The adult percentage of smokers has disappointingly remained about 20% over the last five years. In response, the FDA released its newest warning labels for cigarette packages. According to the new regulations, at least half of the package must be covered by the warning. Perhaps most striking are the depictions you see below of what prolonged cigarette smoking can bring about. As important as I think it is for consumers to have the most candid information possible about tobacco use, I’m impressed at how graphic they are.
However, R.J. Reynolds and Philip Morris, the nation’s largest cigarette manufactures, have responded with letters to the FDA alleging that the new regulations violate their first amendment rights. The gist of their argument is that, by forcing them to portray these large, graphic depictions, the government is, in essence, forcing them to speak.
Of course, like many constitutional issues, your opinion will largely depend on how you frame the issue. If you frame it as being whether the government can force a private company to display its message on the company’s products, that’s a no-brainer no. If you frame it as being whether the government can require warning labels on a company’s products, well that’s a no-brainer yes. So how do we classify this? Is there a constitutionally meaningful difference between a warning label with no pictures and a warning label with pictures? Is there a constitutionally meaningful difference between a warning label that takes up 10% of a package and one that takes up 50%? Are we going to say that a warning label is constitutional as long as there are no pictures? That seems a bit arbitrary. Are we going to say that a warning label with pictures is constitutional as long as they are not graphic? My reaction to that is that these pictures are doing exactly what the words were intended to do: warn consumers about the dangers of tobacco use. The only difference is these do it much better.

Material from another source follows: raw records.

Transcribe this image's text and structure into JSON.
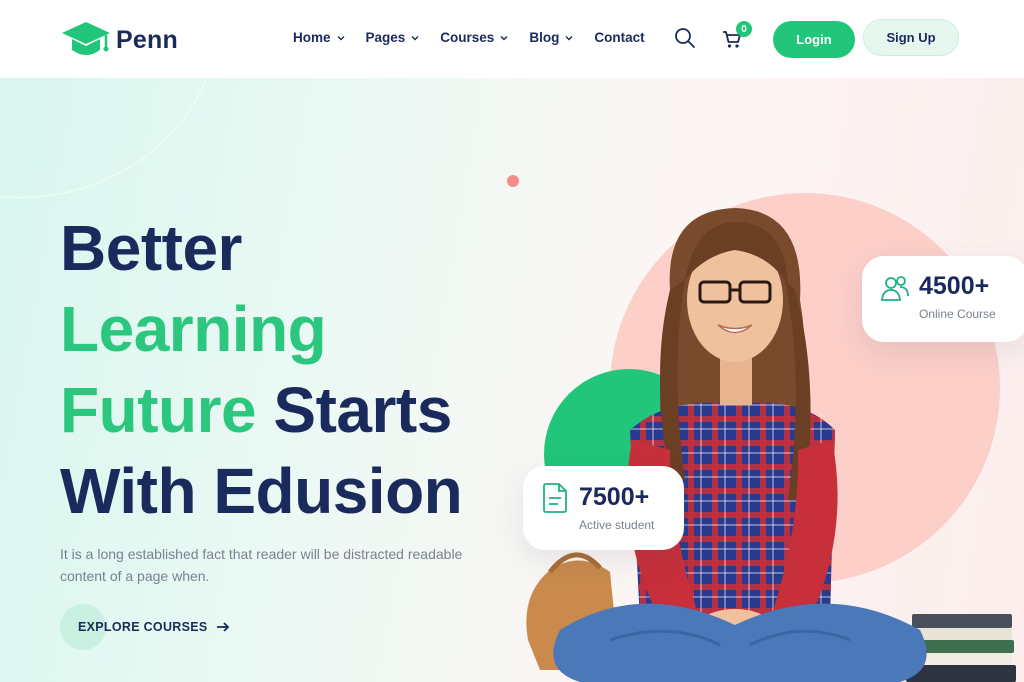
{
  "brand": {
    "name": "Penn"
  },
  "nav": {
    "items": [
      {
        "label": "Home",
        "dropdown": true
      },
      {
        "label": "Pages",
        "dropdown": true
      },
      {
        "label": "Courses",
        "dropdown": true
      },
      {
        "label": "Blog",
        "dropdown": true
      },
      {
        "label": "Contact",
        "dropdown": false
      }
    ]
  },
  "header": {
    "cart_count": "0",
    "login_label": "Login",
    "signup_label": "Sign Up"
  },
  "hero": {
    "headline_line1": "Better",
    "headline_line2": "Learning",
    "headline_line3_green": "Future",
    "headline_line3_dark": " Starts",
    "headline_line4": "With Edusion",
    "description": "It is a long established fact that reader will be distracted readable content of a page when.",
    "cta_label": "EXPLORE COURSES"
  },
  "stats": {
    "courses": {
      "value": "4500+",
      "label": "Online Course"
    },
    "students": {
      "value": "7500+",
      "label": "Active student"
    }
  },
  "colors": {
    "primary_green": "#21c67a",
    "navy": "#1b2a5c",
    "pink": "#fccfc9",
    "text_gray": "#7a8191"
  },
  "icons": {
    "search": "search-icon",
    "cart": "cart-icon",
    "courses": "users-icon",
    "students": "document-icon"
  }
}
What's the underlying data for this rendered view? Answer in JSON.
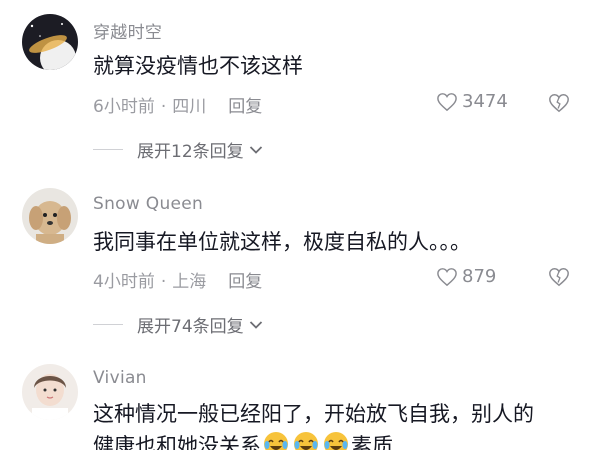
{
  "comments": [
    {
      "username": "穿越时空",
      "text": "就算没疫情也不该这样",
      "time": "6小时前",
      "location": "四川",
      "reply_label": "回复",
      "likes": "3474",
      "expand_label": "展开12条回复"
    },
    {
      "username": "Snow Queen",
      "text": "我同事在单位就这样，极度自私的人。。。",
      "time": "4小时前",
      "location": "上海",
      "reply_label": "回复",
      "likes": "879",
      "expand_label": "展开74条回复"
    },
    {
      "username": "Vivian",
      "text_line1": "这种情况一般已经阳了，开始放飞自我，别人的",
      "text_line2_pre": "健康也和她没关系",
      "text_line2_post": "素质"
    }
  ],
  "icons": {
    "like": "heart-outline-icon",
    "dislike": "broken-heart-icon",
    "expand": "chevron-down-icon",
    "emoji": "crying-laughing-emoji"
  },
  "colors": {
    "username": "#8a8b91",
    "text": "#161823",
    "meta": "#9a9ba1"
  }
}
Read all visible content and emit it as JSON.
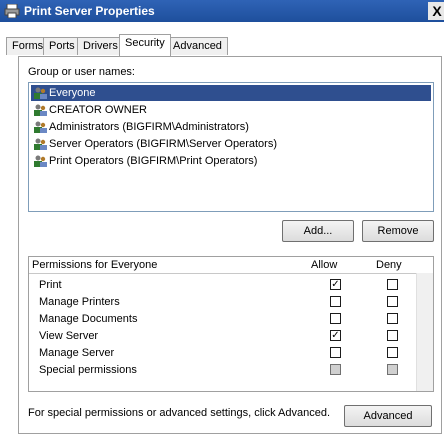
{
  "window": {
    "title": "Print Server Properties",
    "close_glyph": "X"
  },
  "tabs": [
    {
      "label": "Forms"
    },
    {
      "label": "Ports"
    },
    {
      "label": "Drivers"
    },
    {
      "label": "Security",
      "active": true
    },
    {
      "label": "Advanced"
    }
  ],
  "group_label": "Group or user names:",
  "users": [
    {
      "name": "Everyone",
      "selected": true,
      "icon": "group-icon"
    },
    {
      "name": "CREATOR OWNER",
      "icon": "group-icon"
    },
    {
      "name": "Administrators (BIGFIRM\\Administrators)",
      "icon": "group-icon"
    },
    {
      "name": "Server Operators (BIGFIRM\\Server Operators)",
      "icon": "group-icon"
    },
    {
      "name": "Print Operators (BIGFIRM\\Print Operators)",
      "icon": "group-icon"
    }
  ],
  "buttons": {
    "add": "Add...",
    "remove": "Remove",
    "advanced": "Advanced"
  },
  "permissions": {
    "header": "Permissions for Everyone",
    "allow_label": "Allow",
    "deny_label": "Deny",
    "rows": [
      {
        "name": "Print",
        "allow": true,
        "deny": false
      },
      {
        "name": "Manage Printers",
        "allow": false,
        "deny": false
      },
      {
        "name": "Manage Documents",
        "allow": false,
        "deny": false
      },
      {
        "name": "View Server",
        "allow": true,
        "deny": false
      },
      {
        "name": "Manage Server",
        "allow": false,
        "deny": false
      },
      {
        "name": "Special permissions",
        "allow": false,
        "deny": false,
        "disabled": true
      }
    ]
  },
  "footer_text": "For special permissions or advanced settings, click Advanced."
}
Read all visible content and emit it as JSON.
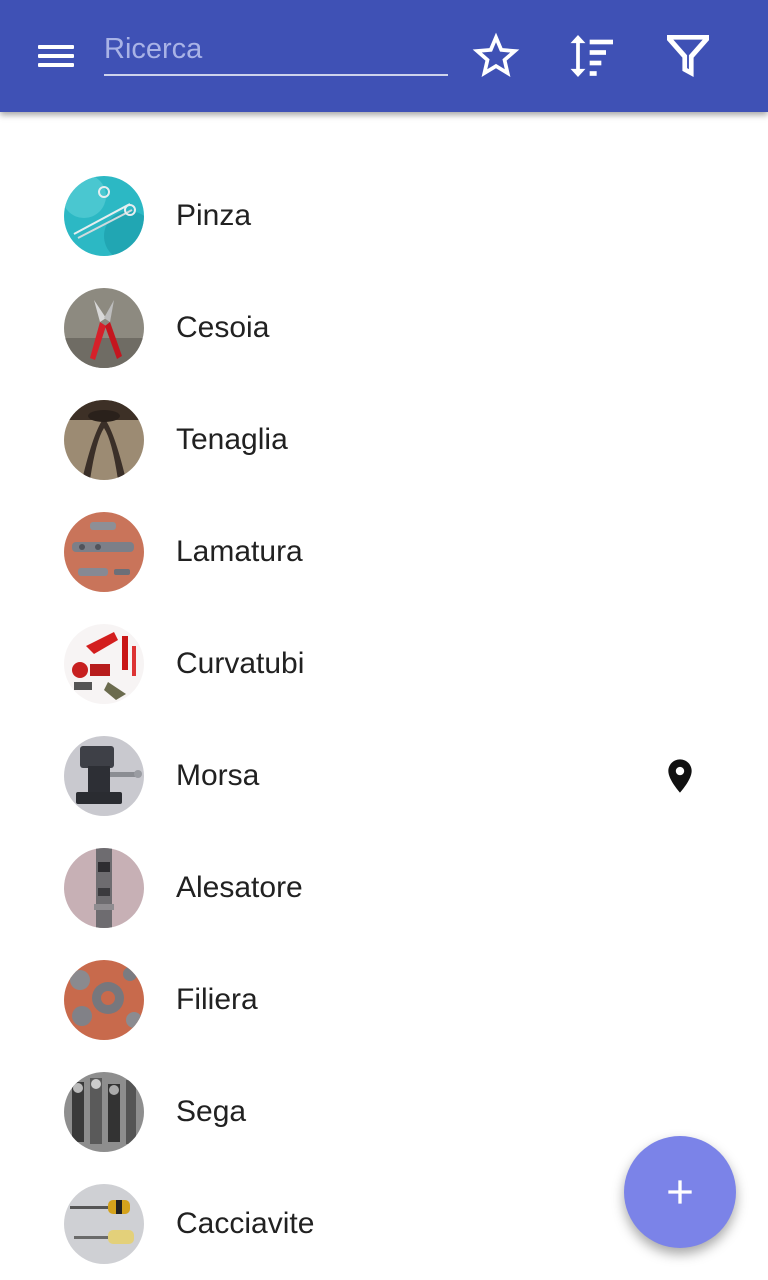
{
  "app_bar": {
    "search_placeholder": "Ricerca",
    "search_value": "",
    "icons": [
      "menu-icon",
      "star-outline-icon",
      "sort-icon",
      "filter-icon"
    ],
    "background_color": "#3f51b5"
  },
  "list": {
    "items": [
      {
        "label": "Pinza",
        "thumbnail": "pliers-photo",
        "has_location": false
      },
      {
        "label": "Cesoia",
        "thumbnail": "pruning-shears-photo",
        "has_location": false
      },
      {
        "label": "Tenaglia",
        "thumbnail": "pincers-photo",
        "has_location": false
      },
      {
        "label": "Lamatura",
        "thumbnail": "counterbore-tools-photo",
        "has_location": false
      },
      {
        "label": "Curvatubi",
        "thumbnail": "pipe-bender-photo",
        "has_location": false
      },
      {
        "label": "Morsa",
        "thumbnail": "bench-vise-photo",
        "has_location": true,
        "trailing_icon": "map-marker-icon"
      },
      {
        "label": "Alesatore",
        "thumbnail": "reamer-photo",
        "has_location": false
      },
      {
        "label": "Filiera",
        "thumbnail": "threading-dies-photo",
        "has_location": false
      },
      {
        "label": "Sega",
        "thumbnail": "saw-photo",
        "has_location": false
      },
      {
        "label": "Cacciavite",
        "thumbnail": "screwdrivers-photo",
        "has_location": false
      }
    ]
  },
  "fab": {
    "icon": "plus-icon",
    "color": "#7b83e8"
  }
}
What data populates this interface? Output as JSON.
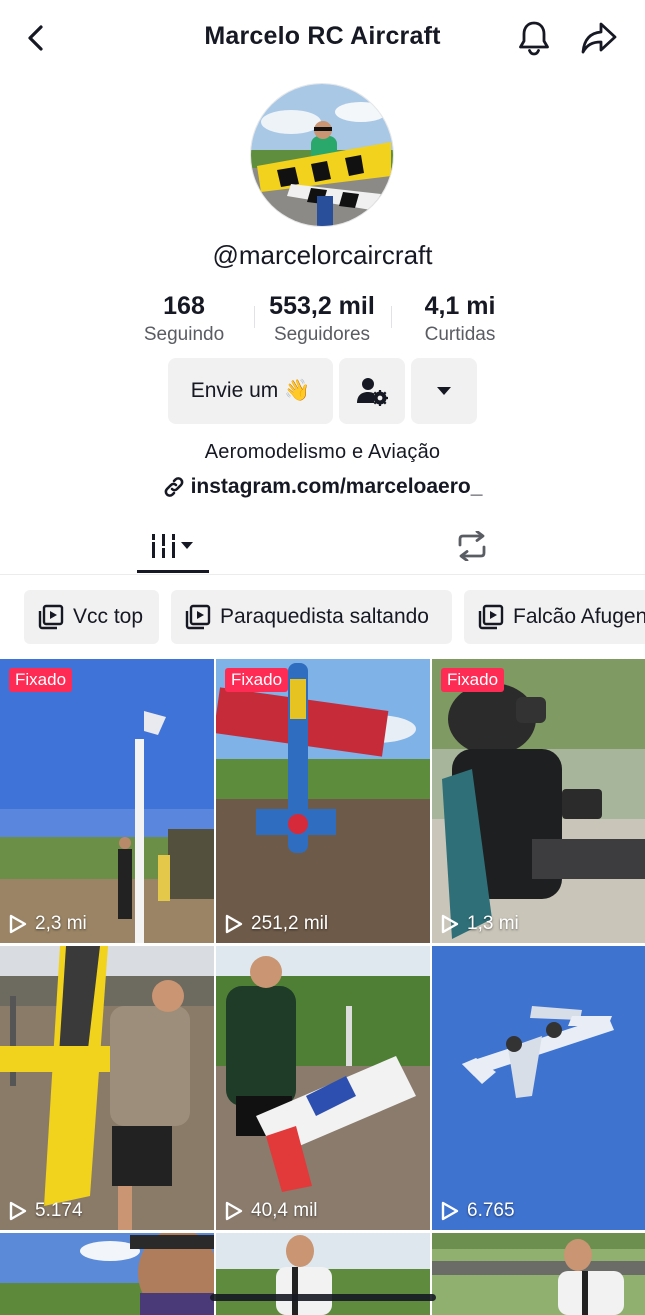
{
  "header": {
    "title": "Marcelo RC Aircraft",
    "back_icon": "chevron-left-icon",
    "bell_icon": "bell-icon",
    "share_icon": "share-arrow-icon"
  },
  "profile": {
    "username": "@marcelorcaircraft",
    "bio": "Aeromodelismo e Aviação",
    "link": "instagram.com/marceloaero_"
  },
  "stats": [
    {
      "value": "168",
      "label": "Seguindo"
    },
    {
      "value": "553,2 mil",
      "label": "Seguidores"
    },
    {
      "value": "4,1 mi",
      "label": "Curtidas"
    }
  ],
  "actions": {
    "message_label": "Envie um 👋",
    "add_friend_icon": "user-gear-icon",
    "more_icon": "caret-down-icon"
  },
  "tabs": {
    "videos_icon": "grid-bars-icon",
    "reposts_icon": "repost-icon"
  },
  "playlists": [
    {
      "label": "Vcc top"
    },
    {
      "label": "Paraquedista saltando"
    },
    {
      "label": "Falcão Afugen"
    }
  ],
  "videos": [
    {
      "pinned": "Fixado",
      "views": "2,3 mi"
    },
    {
      "pinned": "Fixado",
      "views": "251,2 mil"
    },
    {
      "pinned": "Fixado",
      "views": "1,3 mi"
    },
    {
      "views": "5.174"
    },
    {
      "views": "40,4 mil"
    },
    {
      "views": "6.765"
    }
  ],
  "colors": {
    "accent": "#fe2c55",
    "text": "#161823",
    "muted": "#5a5c63",
    "button_bg": "#f1f1f2"
  }
}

Therefore, I’m inclined then to accept the FDA’s new regulations as well within the commerce clause. This one will be interesting to follow as I suspect a lawsuit may be following.